## Task item
Each entry needs to be restated exactly as written.

........

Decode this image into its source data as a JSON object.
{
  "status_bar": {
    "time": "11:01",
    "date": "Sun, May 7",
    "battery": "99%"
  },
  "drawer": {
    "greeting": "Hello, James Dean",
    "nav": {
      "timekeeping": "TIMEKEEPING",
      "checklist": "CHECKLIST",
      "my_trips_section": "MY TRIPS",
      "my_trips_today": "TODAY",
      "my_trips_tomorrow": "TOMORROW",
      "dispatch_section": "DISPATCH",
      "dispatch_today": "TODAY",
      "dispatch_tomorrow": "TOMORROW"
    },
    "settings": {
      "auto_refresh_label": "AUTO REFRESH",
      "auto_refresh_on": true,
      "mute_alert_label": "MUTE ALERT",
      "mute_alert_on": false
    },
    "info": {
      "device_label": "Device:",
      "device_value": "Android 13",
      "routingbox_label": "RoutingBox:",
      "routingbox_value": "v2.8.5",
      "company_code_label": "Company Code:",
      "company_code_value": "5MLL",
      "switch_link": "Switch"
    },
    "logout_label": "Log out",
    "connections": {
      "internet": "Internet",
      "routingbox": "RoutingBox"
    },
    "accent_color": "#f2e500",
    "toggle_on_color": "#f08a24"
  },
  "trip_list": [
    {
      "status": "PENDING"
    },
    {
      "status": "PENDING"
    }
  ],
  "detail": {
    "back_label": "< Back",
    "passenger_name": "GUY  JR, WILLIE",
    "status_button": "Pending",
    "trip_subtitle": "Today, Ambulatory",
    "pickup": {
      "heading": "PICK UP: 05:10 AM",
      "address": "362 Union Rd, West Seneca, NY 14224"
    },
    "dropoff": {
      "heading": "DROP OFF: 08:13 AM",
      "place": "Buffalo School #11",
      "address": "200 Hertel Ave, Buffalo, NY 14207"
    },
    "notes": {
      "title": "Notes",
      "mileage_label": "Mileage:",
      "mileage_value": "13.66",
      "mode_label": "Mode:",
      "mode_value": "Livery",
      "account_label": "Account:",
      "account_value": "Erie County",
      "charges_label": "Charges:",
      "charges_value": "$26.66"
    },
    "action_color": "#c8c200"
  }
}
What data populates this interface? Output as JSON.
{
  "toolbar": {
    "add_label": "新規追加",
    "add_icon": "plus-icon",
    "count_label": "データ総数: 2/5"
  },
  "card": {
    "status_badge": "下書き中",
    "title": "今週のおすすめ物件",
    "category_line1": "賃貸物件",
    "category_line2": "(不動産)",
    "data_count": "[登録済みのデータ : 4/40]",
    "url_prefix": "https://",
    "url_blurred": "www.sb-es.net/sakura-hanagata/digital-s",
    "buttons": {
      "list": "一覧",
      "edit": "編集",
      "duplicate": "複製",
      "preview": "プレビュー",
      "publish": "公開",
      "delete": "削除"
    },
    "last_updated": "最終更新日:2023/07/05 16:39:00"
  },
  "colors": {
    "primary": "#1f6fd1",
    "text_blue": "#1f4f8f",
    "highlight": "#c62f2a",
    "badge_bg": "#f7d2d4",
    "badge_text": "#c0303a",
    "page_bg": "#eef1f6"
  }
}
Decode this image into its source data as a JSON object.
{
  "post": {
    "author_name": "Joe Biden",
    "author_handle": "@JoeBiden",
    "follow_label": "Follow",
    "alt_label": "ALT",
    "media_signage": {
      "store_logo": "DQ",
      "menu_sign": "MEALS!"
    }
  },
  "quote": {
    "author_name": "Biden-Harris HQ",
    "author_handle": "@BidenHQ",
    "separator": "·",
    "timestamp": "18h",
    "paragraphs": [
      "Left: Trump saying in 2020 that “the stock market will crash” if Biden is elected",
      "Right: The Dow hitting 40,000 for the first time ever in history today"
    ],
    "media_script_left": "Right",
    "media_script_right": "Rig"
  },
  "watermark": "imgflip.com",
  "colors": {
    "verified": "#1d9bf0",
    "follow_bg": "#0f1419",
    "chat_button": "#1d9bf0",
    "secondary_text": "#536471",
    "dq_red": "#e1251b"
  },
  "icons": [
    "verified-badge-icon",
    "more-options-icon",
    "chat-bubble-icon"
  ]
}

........

## Task response
Decode this image into its source data as a JSON object.
{
  "status_bar": {
    "time": "11:01",
    "date": "Sun, May 7",
    "battery": "99%"
  },
  "drawer": {
    "greeting": "Hello, James Dean",
    "nav": {
      "timekeeping": "TIMEKEEPING",
      "checklist": "CHECKLIST",
      "my_trips_section": "MY TRIPS",
      "my_trips_today": "TODAY",
      "my_trips_tomorrow": "TOMORROW",
      "dispatch_section": "DISPATCH",
      "dispatch_today": "TODAY",
      "dispatch_tomorrow": "TOMORROW"
    },
    "settings": {
      "auto_refresh_label": "AUTO REFRESH",
      "auto_refresh_on": true,
      "mute_alert_label": "MUTE ALERT",
      "mute_alert_on": false
    },
    "info": {
      "device_label": "Device:",
      "device_value": "Android 13",
      "routingbox_label": "RoutingBox:",
      "routingbox_value": "v2.8.5",
      "company_code_label": "Company Code:",
      "company_code_value": "5MLL",
      "switch_link": "Switch"
    },
    "logout_label": "Log out",
    "connections": {
      "internet": "Internet",
      "routingbox": "RoutingBox"
    },
    "accent_color": "#f2e500",
    "toggle_on_color": "#f08a24"
  },
  "trip_list": [
    {
      "status": "PENDING"
    },
    {
      "status": "PENDING"
    }
  ],
  "detail": {
    "back_label": "< Back",
    "passenger_name": "GUY  JR, WILLIE",
    "status_button": "Pending",
    "trip_subtitle": "Today, Ambulatory",
    "pickup": {
      "heading": "PICK UP: 05:10 AM",
      "address": "362 Union Rd, West Seneca, NY 14224"
    },
    "dropoff": {
      "heading": "DROP OFF: 08:13 AM",
      "place": "Buffalo School #11",
      "address": "200 Hertel Ave, Buffalo, NY 14207"
    },
    "notes": {
      "title": "Notes",
      "mileage_label": "Mileage:",
      "mileage_value": "13.66",
      "mode_label": "Mode:",
      "mode_value": "Livery",
      "account_label": "Account:",
      "account_value": "Erie County",
      "charges_label": "Charges:",
      "charges_value": "$26.66"
    },
    "action_color": "#c8c200"
  }
}
What data populates this interface? Output as JSON.
{
  "toolbar": {
    "add_label": "新規追加",
    "add_icon": "plus-icon",
    "count_label": "データ総数: 2/5"
  },
  "card": {
    "status_badge": "下書き中",
    "title": "今週のおすすめ物件",
    "category_line1": "賃貸物件",
    "category_line2": "(不動産)",
    "data_count": "[登録済みのデータ : 4/40]",
    "url_prefix": "https://",
    "url_blurred": "www.sb-es.net/sakura-hanagata/digital-s",
    "buttons": {
      "list": "一覧",
      "edit": "編集",
      "duplicate": "複製",
      "preview": "プレビュー",
      "publish": "公開",
      "delete": "削除"
    },
    "last_updated": "最終更新日:2023/07/05 16:39:00"
  },
  "colors": {
    "primary": "#1f6fd1",
    "text_blue": "#1f4f8f",
    "highlight": "#c62f2a",
    "badge_bg": "#f7d2d4",
    "badge_text": "#c0303a",
    "page_bg": "#eef1f6"
  }
}
Decode this image into its source data as a JSON object.
{
  "post": {
    "author_name": "Joe Biden",
    "author_handle": "@JoeBiden",
    "follow_label": "Follow",
    "alt_label": "ALT",
    "media_signage": {
      "store_logo": "DQ",
      "menu_sign": "MEALS!"
    }
  },
  "quote": {
    "author_name": "Biden-Harris HQ",
    "author_handle": "@BidenHQ",
    "separator": "·",
    "timestamp": "18h",
    "paragraphs": [
      "Left: Trump saying in 2020 that “the stock market will crash” if Biden is elected",
      "Right: The Dow hitting 40,000 for the first time ever in history today"
    ],
    "media_script_left": "Right",
    "media_script_right": "Rig"
  },
  "watermark": "imgflip.com",
  "colors": {
    "verified": "#1d9bf0",
    "follow_bg": "#0f1419",
    "chat_button": "#1d9bf0",
    "secondary_text": "#536471",
    "dq_red": "#e1251b"
  },
  "icons": [
    "verified-badge-icon",
    "more-options-icon",
    "chat-bubble-icon"
  ]
}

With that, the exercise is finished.